--- Task item ---
In the material below, how many lines contain the string "based"? Reply with the number only.

--- Extracted data ---
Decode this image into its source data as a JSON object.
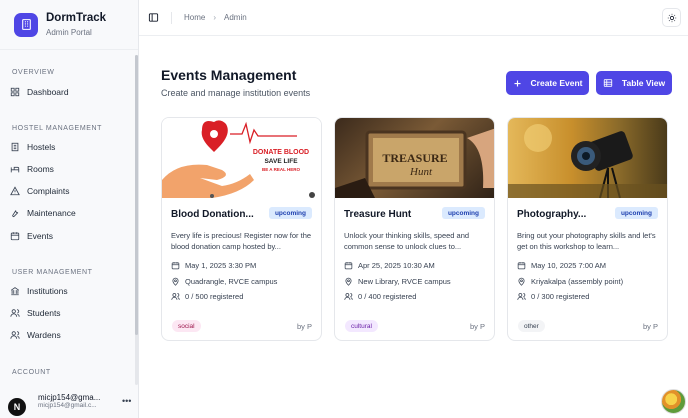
{
  "brand": {
    "name": "DormTrack",
    "subtitle": "Admin Portal"
  },
  "sidebar": {
    "sections": [
      {
        "label": "OVERVIEW",
        "items": [
          {
            "label": "Dashboard",
            "icon": "dashboard-icon"
          }
        ]
      },
      {
        "label": "HOSTEL MANAGEMENT",
        "items": [
          {
            "label": "Hostels",
            "icon": "building-icon"
          },
          {
            "label": "Rooms",
            "icon": "bed-icon"
          },
          {
            "label": "Complaints",
            "icon": "alert-triangle-icon"
          },
          {
            "label": "Maintenance",
            "icon": "wrench-icon"
          },
          {
            "label": "Events",
            "icon": "calendar-icon"
          }
        ]
      },
      {
        "label": "USER MANAGEMENT",
        "items": [
          {
            "label": "Institutions",
            "icon": "institution-icon"
          },
          {
            "label": "Students",
            "icon": "users-icon"
          },
          {
            "label": "Wardens",
            "icon": "users-icon"
          }
        ]
      },
      {
        "label": "ACCOUNT",
        "items": []
      }
    ],
    "user": {
      "name": "micjp154@gma...",
      "email": "micjp154@gmail.c...",
      "avatar_letter": "N"
    }
  },
  "breadcrumb": {
    "home": "Home",
    "current": "Admin"
  },
  "main": {
    "title": "Events Management",
    "subtitle": "Create and manage institution events",
    "create_label": "Create Event",
    "view_label": "Table View"
  },
  "events": [
    {
      "title": "Blood Donation...",
      "status": "upcoming",
      "description": "Every life is precious! Register now for the blood donation camp hosted by...",
      "date": "May 1, 2025 3:30 PM",
      "location": "Quadrangle, RVCE campus",
      "registered": "0 / 500 registered",
      "category": "social",
      "by": "by P",
      "image_text": [
        "DONATE BLOOD",
        "SAVE LIFE",
        "BE A REAL HERO"
      ]
    },
    {
      "title": "Treasure Hunt",
      "status": "upcoming",
      "description": "Unlock your thinking skills, speed and common sense to unlock clues to...",
      "date": "Apr 25, 2025 10:30 AM",
      "location": "New Library, RVCE campus",
      "registered": "0 / 400 registered",
      "category": "cultural",
      "by": "by P",
      "image_text": [
        "TREASURE",
        "Hunt"
      ]
    },
    {
      "title": "Photography...",
      "status": "upcoming",
      "description": "Bring out your photography skills and let's get on this workshop to learn...",
      "date": "May 10, 2025 7:00 AM",
      "location": "Kriyakalpa (assembly point)",
      "registered": "0 / 300 registered",
      "category": "other",
      "by": "by P"
    }
  ],
  "colors": {
    "accent": "#4f46e5",
    "badge_bg": "#dbeafe",
    "social": "#fce7f3",
    "cultural": "#f3e8ff",
    "other": "#f3f4f6"
  }
}
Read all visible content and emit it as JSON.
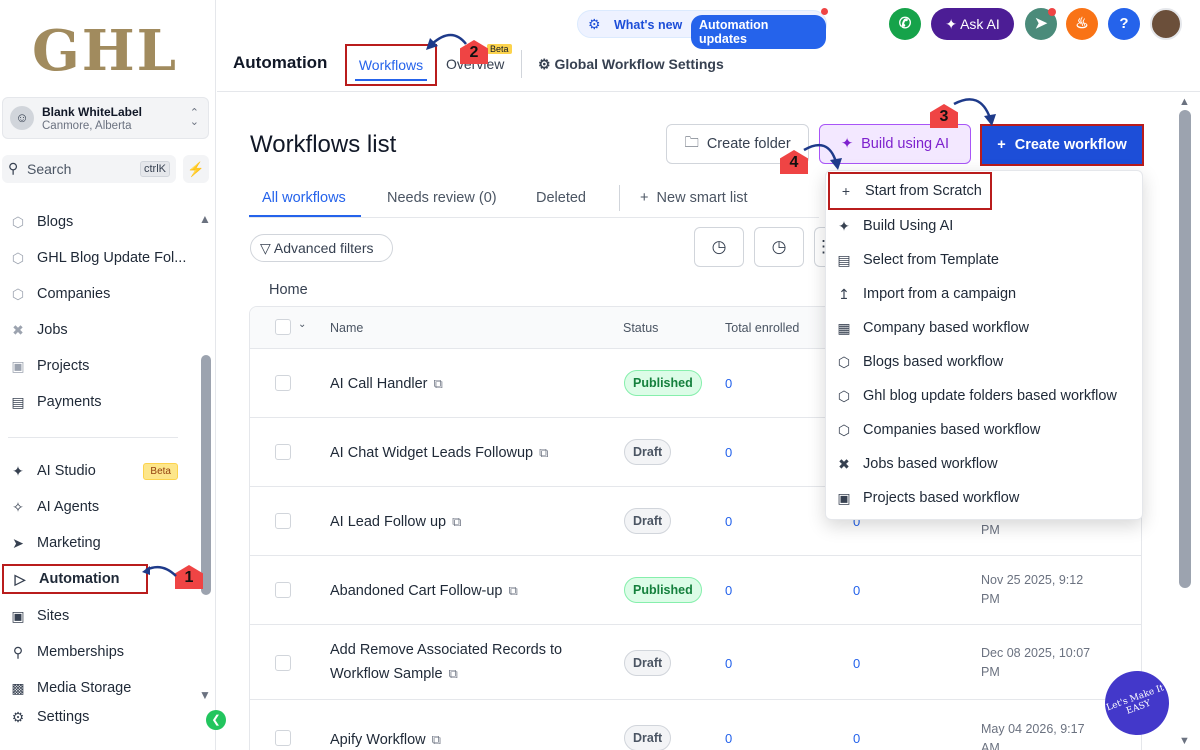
{
  "logo_text": "GHL",
  "account": {
    "name": "Blank WhiteLabel",
    "location": "Canmore, Alberta"
  },
  "search": {
    "label": "Search",
    "shortcut": "ctrlK"
  },
  "sidebar": {
    "items": [
      {
        "label": "Blogs",
        "icon": "cube-icon"
      },
      {
        "label": "GHL Blog Update Fol...",
        "icon": "cube-icon"
      },
      {
        "label": "Companies",
        "icon": "cube-icon"
      },
      {
        "label": "Jobs",
        "icon": "tools-icon"
      },
      {
        "label": "Projects",
        "icon": "briefcase-icon"
      },
      {
        "label": "Payments",
        "icon": "receipt-icon"
      },
      {
        "label": "AI Studio",
        "icon": "ai-studio-icon",
        "badge": "Beta"
      },
      {
        "label": "AI Agents",
        "icon": "sparkle-icon"
      },
      {
        "label": "Marketing",
        "icon": "send-icon"
      },
      {
        "label": "Automation",
        "icon": "play-circle-icon"
      },
      {
        "label": "Sites",
        "icon": "globe-icon"
      },
      {
        "label": "Memberships",
        "icon": "award-icon"
      },
      {
        "label": "Media Storage",
        "icon": "image-icon"
      },
      {
        "label": "Settings",
        "icon": "gear-icon"
      }
    ]
  },
  "header": {
    "whats_new": "What's new",
    "automation_updates": "Automation updates",
    "ask_ai": "Ask AI",
    "page_title": "Automation",
    "tabs": {
      "workflows": "Workflows",
      "overview": "Overview",
      "beta": "Beta"
    },
    "global_settings": "Global Workflow Settings"
  },
  "main": {
    "title": "Workflows list",
    "create_folder": "Create folder",
    "build_ai": "Build using AI",
    "create_workflow": "Create workflow",
    "subtabs": {
      "all": "All workflows",
      "review": "Needs review (0)",
      "deleted": "Deleted",
      "smart": "New smart list"
    },
    "advanced_filters": "Advanced filters",
    "breadcrumb": "Home",
    "columns": {
      "name": "Name",
      "status": "Status",
      "enrolled": "Total enrolled"
    },
    "rows": [
      {
        "name": "AI Call Handler",
        "status": "Published",
        "enrolled": "0"
      },
      {
        "name": "AI Chat Widget Leads Followup",
        "status": "Draft",
        "enrolled": "0"
      },
      {
        "name": "AI Lead Follow up",
        "status": "Draft",
        "enrolled": "0",
        "active": "0",
        "date_l2": "PM"
      },
      {
        "name": "Abandoned Cart Follow-up",
        "status": "Published",
        "enrolled": "0",
        "active": "0",
        "date_l1": "Nov 25 2025, 9:12",
        "date_l2": "PM"
      },
      {
        "name_l1": "Add Remove Associated Records to",
        "name_l2": "Workflow Sample",
        "status": "Draft",
        "enrolled": "0",
        "active": "0",
        "date_l1": "Dec 08 2025, 10:07",
        "date_l2": "PM"
      },
      {
        "name": "Apify Workflow",
        "status": "Draft",
        "enrolled": "0",
        "active": "0",
        "date_l1": "May 04 2026, 9:17",
        "date_l2": "AM"
      }
    ]
  },
  "dropdown": {
    "items": [
      {
        "label": "Start from Scratch",
        "icon": "plus-icon"
      },
      {
        "label": "Build Using AI",
        "icon": "sparkle-icon"
      },
      {
        "label": "Select from Template",
        "icon": "template-icon"
      },
      {
        "label": "Import from a campaign",
        "icon": "upload-icon"
      },
      {
        "label": "Company based workflow",
        "icon": "building-icon"
      },
      {
        "label": "Blogs based workflow",
        "icon": "cube-icon"
      },
      {
        "label": "Ghl blog update folders based workflow",
        "icon": "cube-icon"
      },
      {
        "label": "Companies based workflow",
        "icon": "cube-icon"
      },
      {
        "label": "Jobs based workflow",
        "icon": "tools-icon"
      },
      {
        "label": "Projects based workflow",
        "icon": "briefcase-icon"
      }
    ]
  },
  "steps": [
    "1",
    "2",
    "3",
    "4"
  ],
  "badge_text": "Let's Make It EASY",
  "colors": {
    "accent": "#2563eb",
    "highlight": "#b91c1c",
    "published": "#15803d"
  }
}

--- Result for this exercise ---
6